Exercise instructions »
Each line of the records must appear in your answer exactly, with no pictures.

Dataset »
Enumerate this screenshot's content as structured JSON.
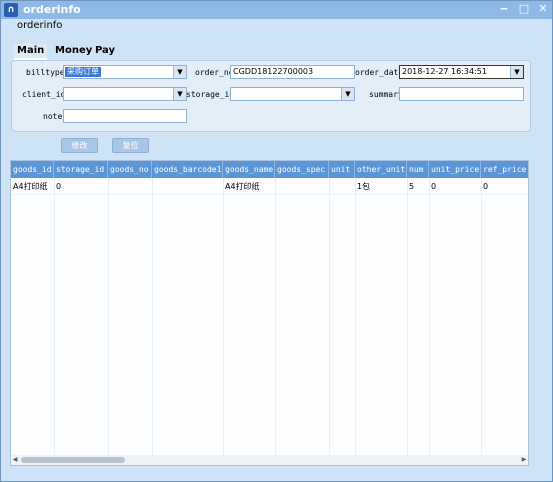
{
  "window": {
    "title": "orderinfo",
    "app_icon": "app-logo-icon",
    "controls": {
      "minimize": "‒",
      "maximize": "□",
      "close": "✕"
    }
  },
  "panel_title": "orderinfo",
  "tabs": [
    {
      "label": "Main",
      "active": true
    },
    {
      "label": "Money",
      "active": false
    },
    {
      "label": "Pay",
      "active": false
    }
  ],
  "form": {
    "billtype": {
      "label": "billtype",
      "value": "采购订单"
    },
    "order_no": {
      "label": "order_no",
      "value": "CGDD18122700003"
    },
    "order_date": {
      "label": "order_date",
      "value": "2018-12-27 16:34:51"
    },
    "client_id": {
      "label": "client_id",
      "value": ""
    },
    "storage_id": {
      "label": "storage_id",
      "value": ""
    },
    "summary": {
      "label": "summary",
      "value": ""
    },
    "note": {
      "label": "note",
      "value": ""
    }
  },
  "buttons": {
    "modify": "修改",
    "reset": "复位"
  },
  "grid": {
    "columns": [
      "goods_id",
      "storage_id",
      "goods_no",
      "goods_barcode1",
      "goods_name",
      "goods_spec",
      "unit",
      "other_unit",
      "num",
      "unit_price",
      "ref_price"
    ],
    "rows": [
      [
        "A4打印纸",
        "0",
        "",
        "",
        "A4打印纸",
        "",
        "",
        "1包",
        "5",
        "0",
        "0"
      ]
    ]
  },
  "colors": {
    "header": "#5b95d6",
    "selection": "#3b78d8",
    "background": "#cfe3f7"
  }
}
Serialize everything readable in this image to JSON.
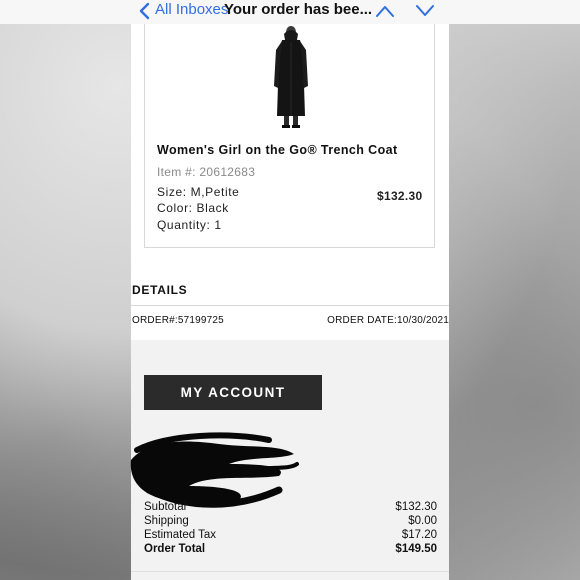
{
  "nav": {
    "back_label": "All Inboxes",
    "title": "Your order has bee..."
  },
  "product": {
    "name": "Women's Girl on the Go® Trench Coat",
    "item_number": "Item #: 20612683",
    "size": "Size: M,Petite",
    "color": "Color: Black",
    "quantity": "Quantity: 1",
    "price": "$132.30"
  },
  "details": {
    "heading": "DETAILS",
    "order_number": "ORDER#:57199725",
    "order_date": "ORDER DATE:10/30/2021"
  },
  "account": {
    "button_label": "MY ACCOUNT"
  },
  "totals": [
    {
      "label": "Subtotal",
      "value": "$132.30"
    },
    {
      "label": "Shipping",
      "value": "$0.00"
    },
    {
      "label": "Estimated Tax",
      "value": "$17.20"
    },
    {
      "label": "Order Total",
      "value": "$149.50"
    }
  ],
  "colors": {
    "link_blue": "#2f6fe0",
    "button_dark": "#2b2b2b",
    "panel_gray": "#f2f2f2"
  },
  "icons": {
    "back": "chevron-left-icon",
    "previous": "chevron-up-icon",
    "next": "chevron-down-icon"
  }
}
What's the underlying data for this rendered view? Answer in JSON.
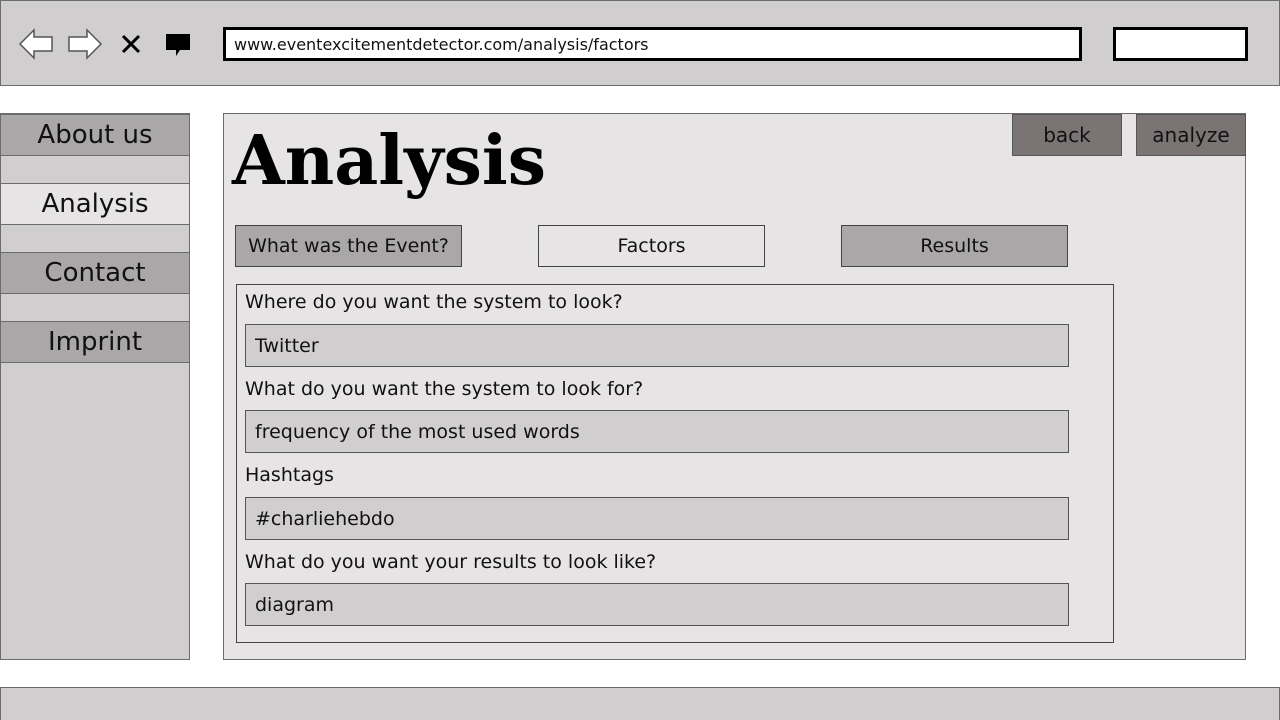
{
  "browser": {
    "url": "www.eventexcitementdetector.com/analysis/factors",
    "search_value": "",
    "icons": [
      "back-arrow-icon",
      "forward-arrow-icon",
      "close-icon",
      "chat-bubble-icon"
    ]
  },
  "sidebar": {
    "items": [
      {
        "label": "About us",
        "active": false
      },
      {
        "label": "Analysis",
        "active": true
      },
      {
        "label": "Contact",
        "active": false
      },
      {
        "label": "Imprint",
        "active": false
      }
    ]
  },
  "main": {
    "title": "Analysis",
    "back_label": "back",
    "analyze_label": "analyze",
    "tabs": [
      {
        "label": "What was the Event?",
        "active": false
      },
      {
        "label": "Factors",
        "active": true
      },
      {
        "label": "Results",
        "active": false
      }
    ],
    "form": {
      "questions": [
        {
          "label": "Where do you want the system to look?",
          "value": "Twitter"
        },
        {
          "label": "What do you want the system to look for?",
          "value": "frequency of the most used words"
        },
        {
          "label": "Hashtags",
          "value": "#charliehebdo"
        },
        {
          "label": "What do you want your results to look like?",
          "value": "diagram"
        }
      ]
    }
  },
  "colors": {
    "chrome_gray": "#d0cecf",
    "panel_light": "#e6e4e5",
    "button_mid": "#a9a7a8",
    "button_dark": "#7a7475",
    "border": "#6b6b6b"
  }
}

Task response »
Enumerate this screenshot's content as structured JSON.
{
  "window": {
    "title": "orderinfo",
    "app_icon": "app-logo-icon",
    "controls": {
      "minimize": "‒",
      "maximize": "□",
      "close": "✕"
    }
  },
  "panel_title": "orderinfo",
  "tabs": [
    {
      "label": "Main",
      "active": true
    },
    {
      "label": "Money",
      "active": false
    },
    {
      "label": "Pay",
      "active": false
    }
  ],
  "form": {
    "billtype": {
      "label": "billtype",
      "value": "采购订单"
    },
    "order_no": {
      "label": "order_no",
      "value": "CGDD18122700003"
    },
    "order_date": {
      "label": "order_date",
      "value": "2018-12-27 16:34:51"
    },
    "client_id": {
      "label": "client_id",
      "value": ""
    },
    "storage_id": {
      "label": "storage_id",
      "value": ""
    },
    "summary": {
      "label": "summary",
      "value": ""
    },
    "note": {
      "label": "note",
      "value": ""
    }
  },
  "buttons": {
    "modify": "修改",
    "reset": "复位"
  },
  "grid": {
    "columns": [
      "goods_id",
      "storage_id",
      "goods_no",
      "goods_barcode1",
      "goods_name",
      "goods_spec",
      "unit",
      "other_unit",
      "num",
      "unit_price",
      "ref_price"
    ],
    "rows": [
      [
        "A4打印纸",
        "0",
        "",
        "",
        "A4打印纸",
        "",
        "",
        "1包",
        "5",
        "0",
        "0"
      ]
    ]
  },
  "colors": {
    "header": "#5b95d6",
    "selection": "#3b78d8",
    "background": "#cfe3f7"
  }
}
Serialize everything readable in this image to JSON.
{
  "nav": {
    "back_label": "All Inboxes",
    "title": "Your order has bee..."
  },
  "product": {
    "name": "Women's Girl on the Go® Trench Coat",
    "item_number": "Item #: 20612683",
    "size": "Size: M,Petite",
    "color": "Color: Black",
    "quantity": "Quantity: 1",
    "price": "$132.30"
  },
  "details": {
    "heading": "DETAILS",
    "order_number": "ORDER#:57199725",
    "order_date": "ORDER DATE:10/30/2021"
  },
  "account": {
    "button_label": "MY ACCOUNT"
  },
  "totals": [
    {
      "label": "Subtotal",
      "value": "$132.30"
    },
    {
      "label": "Shipping",
      "value": "$0.00"
    },
    {
      "label": "Estimated Tax",
      "value": "$17.20"
    },
    {
      "label": "Order Total",
      "value": "$149.50"
    }
  ],
  "colors": {
    "link_blue": "#2f6fe0",
    "button_dark": "#2b2b2b",
    "panel_gray": "#f2f2f2"
  },
  "icons": {
    "back": "chevron-left-icon",
    "previous": "chevron-up-icon",
    "next": "chevron-down-icon"
  }
}
What's the underlying data for this rendered view? Answer in JSON.
{
  "browser": {
    "url": "www.eventexcitementdetector.com/analysis/factors",
    "search_value": "",
    "icons": [
      "back-arrow-icon",
      "forward-arrow-icon",
      "close-icon",
      "chat-bubble-icon"
    ]
  },
  "sidebar": {
    "items": [
      {
        "label": "About us",
        "active": false
      },
      {
        "label": "Analysis",
        "active": true
      },
      {
        "label": "Contact",
        "active": false
      },
      {
        "label": "Imprint",
        "active": false
      }
    ]
  },
  "main": {
    "title": "Analysis",
    "back_label": "back",
    "analyze_label": "analyze",
    "tabs": [
      {
        "label": "What was the Event?",
        "active": false
      },
      {
        "label": "Factors",
        "active": true
      },
      {
        "label": "Results",
        "active": false
      }
    ],
    "form": {
      "questions": [
        {
          "label": "Where do you want the system to look?",
          "value": "Twitter"
        },
        {
          "label": "What do you want the system to look for?",
          "value": "frequency of the most used words"
        },
        {
          "label": "Hashtags",
          "value": "#charliehebdo"
        },
        {
          "label": "What do you want your results to look like?",
          "value": "diagram"
        }
      ]
    }
  },
  "colors": {
    "chrome_gray": "#d0cecf",
    "panel_light": "#e6e4e5",
    "button_mid": "#a9a7a8",
    "button_dark": "#7a7475",
    "border": "#6b6b6b"
  }
}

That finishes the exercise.